Sin And Its Results

DEAR READERS: You are all, doubtless, more or less familiar with the character of Nero the Roman Emperor, and with the persecution the Christians suffered under his reign. We will not, therefore, harrow up your feelings by giving a graphic description of this horrible persecution, but simply call your attention to Nero himself. 

So much did this tyrant delight in suffering and the shedding of blood that it is said, "Death was his most trusty servant, whom he paid by daily victims." These victims were not confined wholly to those who believed in Christ and obeyed his teachings, but those who stood in the way, or hindered in the least the accomplishment of his selfish designs, were alike subject to his displeasure, and consequently imprisonment or death was the result.

So destitute was this hated emperor of all the tender emotions of the human heart that he caused to be destroyed his own mother, wife, and step-brother, as also his wise and faithful teacher, Seneca, the philosopher, who alone had the courage and interest to point, and persuade him, as he had done in his youth, to the ways of virtue and of peace. 

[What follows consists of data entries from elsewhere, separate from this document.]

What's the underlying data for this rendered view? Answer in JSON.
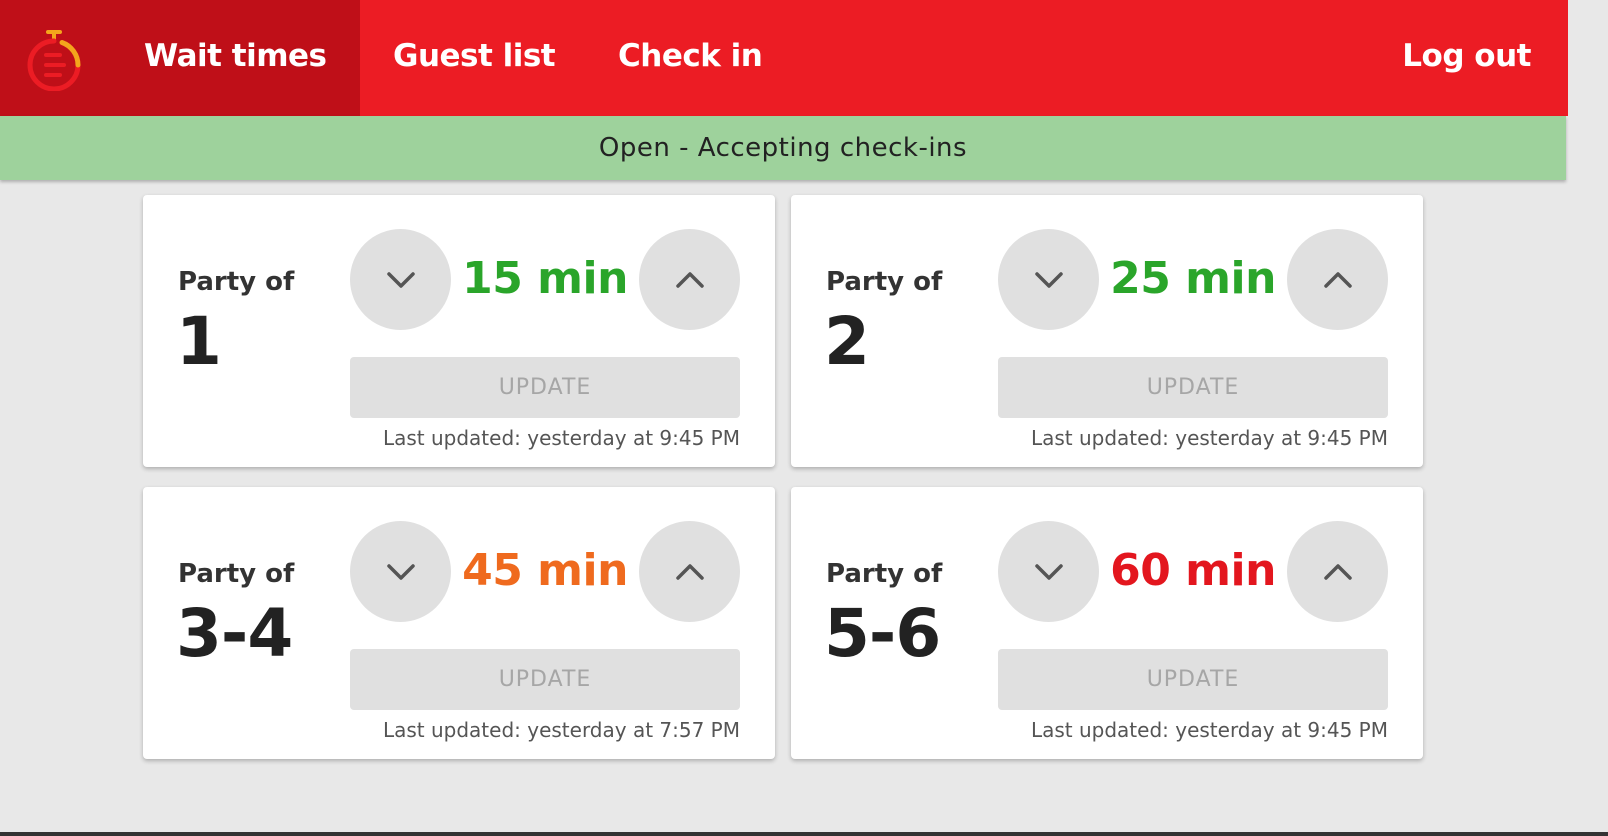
{
  "nav": {
    "logo_icon": "stopwatch-icon",
    "items": [
      {
        "label": "Wait times",
        "active": true
      },
      {
        "label": "Guest list",
        "active": false
      },
      {
        "label": "Check in",
        "active": false
      }
    ],
    "logout_label": "Log out"
  },
  "status": {
    "text": "Open - Accepting check-ins",
    "color": "#9ed29c"
  },
  "colors": {
    "brand_red": "#ec1c24",
    "active_nav": "#bf0f18",
    "green": "#2aa52a",
    "orange": "#ef6a1e",
    "red": "#e3161e"
  },
  "cards": [
    {
      "party_label": "Party of",
      "party_size": "1",
      "minutes": "15",
      "unit": "min",
      "color": "#2aa52a",
      "update_label": "UPDATE",
      "last_updated": "Last updated: yesterday at 9:45 PM"
    },
    {
      "party_label": "Party of",
      "party_size": "2",
      "minutes": "25",
      "unit": "min",
      "color": "#2aa52a",
      "update_label": "UPDATE",
      "last_updated": "Last updated: yesterday at 9:45 PM"
    },
    {
      "party_label": "Party of",
      "party_size": "3-4",
      "minutes": "45",
      "unit": "min",
      "color": "#ef6a1e",
      "update_label": "UPDATE",
      "last_updated": "Last updated: yesterday at 7:57 PM"
    },
    {
      "party_label": "Party of",
      "party_size": "5-6",
      "minutes": "60",
      "unit": "min",
      "color": "#e3161e",
      "update_label": "UPDATE",
      "last_updated": "Last updated: yesterday at 9:45 PM"
    }
  ]
}
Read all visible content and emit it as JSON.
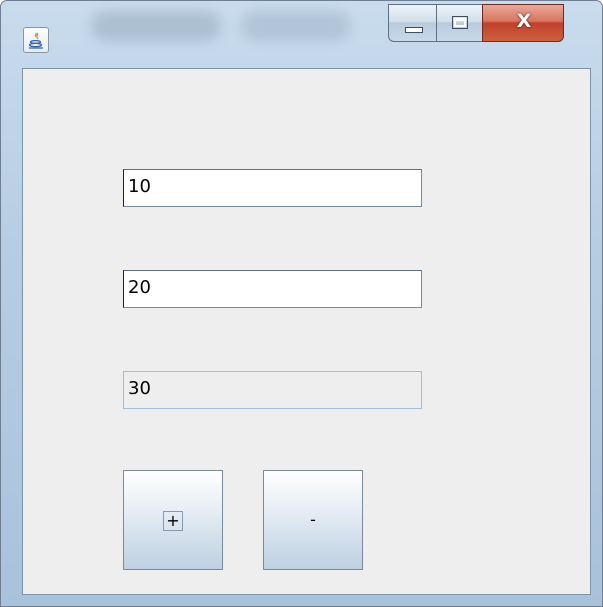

These facts alone lead us to accept the statement made in reference to Nero, that "not a spark of love and mercy remained in his breast."

And yet there was a time when his heart was tender and compassionate. It is said that " his youth gave fair promise; his heart was as pure and bright as the morning sun of the early spring. When he became emperor, and was called upon to sign the first death warrant, tears flowed from his eyes. 

He threw down his pen, and bitterly lamented that he had ever learned to write."

But, behold how great the change! And what has wrought it?  Dear children, pride and selfishness were the two leading principles of his character, and these conquered the man and proved his ruin.

It has been observed that love is man's best friend, while-selfishness is his worst enemy. 

"Love endures all things to do good only; selfishness works sorrow everywhere in order to enjoy life, and yet the enjoyment which it obtains relates simply to earth, indeed, here yields its bitter fruits."

This tenderhearted and promising prince, by indulging in sin, became the worst of tyrants; hated and feared by man, and forsaken by God, he died in the prime of life by falling upon his own dagger, which was held by another at his command because he had not the courage to hold it himself. He died, crying, "Too late! I am lost. "Dear children, this is a sad picture, but it teaches us emphatically that the wages of sin is death, and unless we overcome sin, and not suffer it to overcome us, we shall be lost eternally. Can we afford to sin at so great a loss?


Battle Creek, Michigan


WHEN this world came from the hand of the Creator, it was pronounced very good it was in its Eden perfection. But sin came, and oh, how changed this Eden beauty! As every generation sins more and more, the curse rests heavier and heavier, till now we can see its effects everywhere. Every deformity in God's work of creation is the result of sin. 

As long as this world lasts, sin will mar and disfigure it; so the real conflict of life is not with poverty, or sickness, or any ill that flesh is heir to, but with sin. It hardens the conscience, so that at length it almost ceases to note that which once aroused its sharpest challenge. 

Sin is a tyrant that never dies. Not till Christ sets up his everlasting kingdom will sin and the originator of sin be destroyed. Then, God will have a clean universe.

We are now dwellers in this world of sin, and must contend against it if we would form good Christian characters; for it is sin that deforms. It is no sin to be tempted, for Jesus was tempted; but He triumphed over sin; this was for us, that we in his strength might also overcome. 

A good old minister once said, "If you do not find out your sin and bring it to Calvary to get it pardoned and washed away through the blood of Jesus, your sin will find you out, and bring you to Judgment, to be condemned and sent away by Jesus Christ to everlasting punishment."

To guard against the inroads of sin, requires constant watchfulness at every point. 

The chief danger comes from the unexpected quarters. It comes stealthily, silently. The time to strike is when the very first movement is discovered. If thoroughly armed with PRAYER, sin is vanquished, and victory stands triumphant on the side of right.

When Christ sets up his kingdom, it will be a sinless one, and only the pure in heart will be dwellers there; then, the greatest failure that any can make in life is to let sin deform the character and unfit him for Heaven.

 V. A. M.